It was 2007 and Captain Sid Hynes was staring down the barrel at early retirement when, as they so often do, the seas changed. A mariner since the age of 15, Hynes had spent the last two decades at the forefront of Canada’s marine industry, including roles as president of Canship Ltd., and chairman of Marine Atlantic Inc. Then intermodal shipping firm Oceanex headhunted him for a job as CEO. Leading a public company wasn’t for him, but the opportunity beckoned. In short order, he secured financial backers, broke the news to his wife, and took Oceanex private for a cool $230 million. A change, they say, is as good as a rest.
Analyze the situation, develop a plan and knock her down quick. That’s working smart. Before buying Oceanex, I parked my car on the St. John’s waterfront for two days to see how things really worked. I watched the ships and counted the number of cycles the cranes made each hour. I looked at the shipping volumes over the past 10 years and I could see the company was consuming itself. That really got my attention – I thought, ‘How can this be?’ So I started digging into revenues and costs and eventually I saw that here was a big opportunity to line things up a whole lot better.
I’d much prefer to be a big fish in a small pond than a small fish in a big pond. Newfoundland and Labrador is, in my opinion, the centre of the world right now in terms of economic opportunity, but it wasn’t always that way. To make it here, you had to be twice as good. But that doesn’t hurt you in the long run. It should be tough, because if it were easy everybody would be number one.
I love being underestimated. When you’re behind, you’ve only got one place to go. I remember sitting in the office of a major oil company in Fairfax, Virginia with about 25 people. We were looking out over the Hibernia shuttle tankers which were just being built and a guy asked me, ‘Who’s going to operate those ships?’ I said, ‘We are.’ ‘Who’s going to crew them?’ he asked, and I said, ‘Newfoundland crews.’ And the guy burst out laughing. He thought we were naïve to think we could handle the job. But when those ships were finished and put in the water, I took 150 former fishermen who lost their jobs when the fisheries shut down, put together a major training program, trained them on shuttle tankers in Norway, and I tell you when those ships were delivered they sailed away with 100 per cent Newfoundland crews and it went off without a hitch. Like I said, being underestimated is no problem at all.
The best thing Danny Williams did for Newfoundland was remind us that you can get your own deal. When I was on the board of Marine Atlantic, I was on the stand at a labour board hearing in Halifax. I wanted to change federal regulations so the ferry linking Newfoundland and Labrador to Nova Scotia would be deemed an essential service. People in my province depended on it, but I could see that things were stacked the wrong way for us. I flew home that day, a Friday, and I wrote a big long letter to everybody in Newfoundland explaining what was going on at the labour board meeting, and the negative impact the decision could have on them. I urged them to get involved and told them who to contact. The next hearing was on Monday in Newfoundland and when it was over we got our essential service declaration.

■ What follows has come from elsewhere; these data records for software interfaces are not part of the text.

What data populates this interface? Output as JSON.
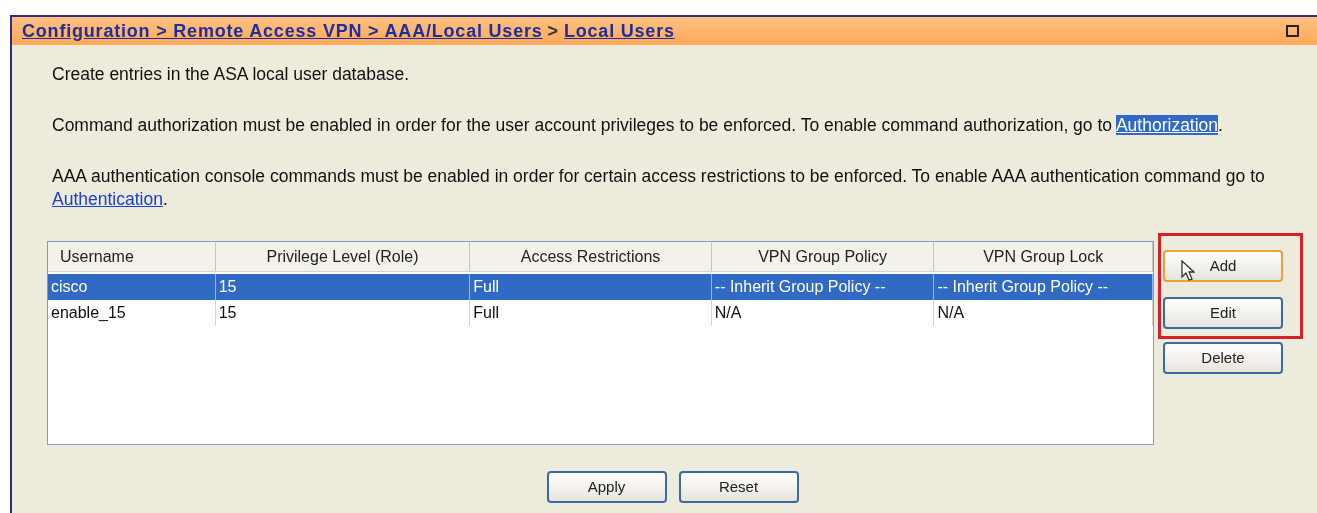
{
  "breadcrumb": [
    {
      "kind": "link",
      "text": "Configuration > Remote Access VPN > AAA/Local Users"
    },
    {
      "kind": "separator",
      "text": ">"
    },
    {
      "kind": "link",
      "text": "Local Users"
    }
  ],
  "paragraphs": [
    [
      {
        "kind": "text",
        "text": "Create entries in the ASA local user database."
      }
    ],
    [
      {
        "kind": "text",
        "text": "Command authorization must be enabled in order for the user account privileges to be enforced. To enable command authorization, go to "
      },
      {
        "kind": "link",
        "text": "Authorization",
        "highlighted": true
      },
      {
        "kind": "text",
        "text": "."
      }
    ],
    [
      {
        "kind": "text",
        "text": "AAA authentication console commands must be enabled in order for certain access restrictions to be enforced. To enable AAA authentication command go to "
      },
      {
        "kind": "link",
        "text": "Authentication",
        "highlighted": false
      },
      {
        "kind": "text",
        "text": "."
      }
    ]
  ],
  "table": {
    "columns": [
      "Username",
      "Privilege Level (Role)",
      "Access Restrictions",
      "VPN Group Policy",
      "VPN Group Lock"
    ],
    "rows": [
      {
        "cells": [
          "cisco",
          "15",
          "Full",
          "-- Inherit Group Policy --",
          "-- Inherit Group Policy --"
        ],
        "selected": true
      },
      {
        "cells": [
          "enable_15",
          "15",
          "Full",
          "N/A",
          "N/A"
        ],
        "selected": false
      }
    ]
  },
  "side_buttons": [
    {
      "framed": true,
      "buttons": [
        {
          "label": "Add",
          "focused": true
        },
        {
          "label": "Edit",
          "focused": false
        }
      ]
    },
    {
      "framed": false,
      "buttons": [
        {
          "label": "Delete",
          "focused": false
        }
      ]
    }
  ],
  "bottom_buttons": [
    "Apply",
    "Reset"
  ]
}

Life is a lot like fishing: once you catch the fish, what are you going to do now? One of the most disappointing days of my life was the day I finished my Master Mariner designation – the qualification you need to command a ship. I spent so much effort chasing the goal and then suddenly I was there and there wasn’t anything left to do. The fun is always in the journey, not the arrival.
Interviewed by Mark Surrette, president, Knightsbridge Robertson Surrette – Atlantic Canada’s leading human capital solutions firm.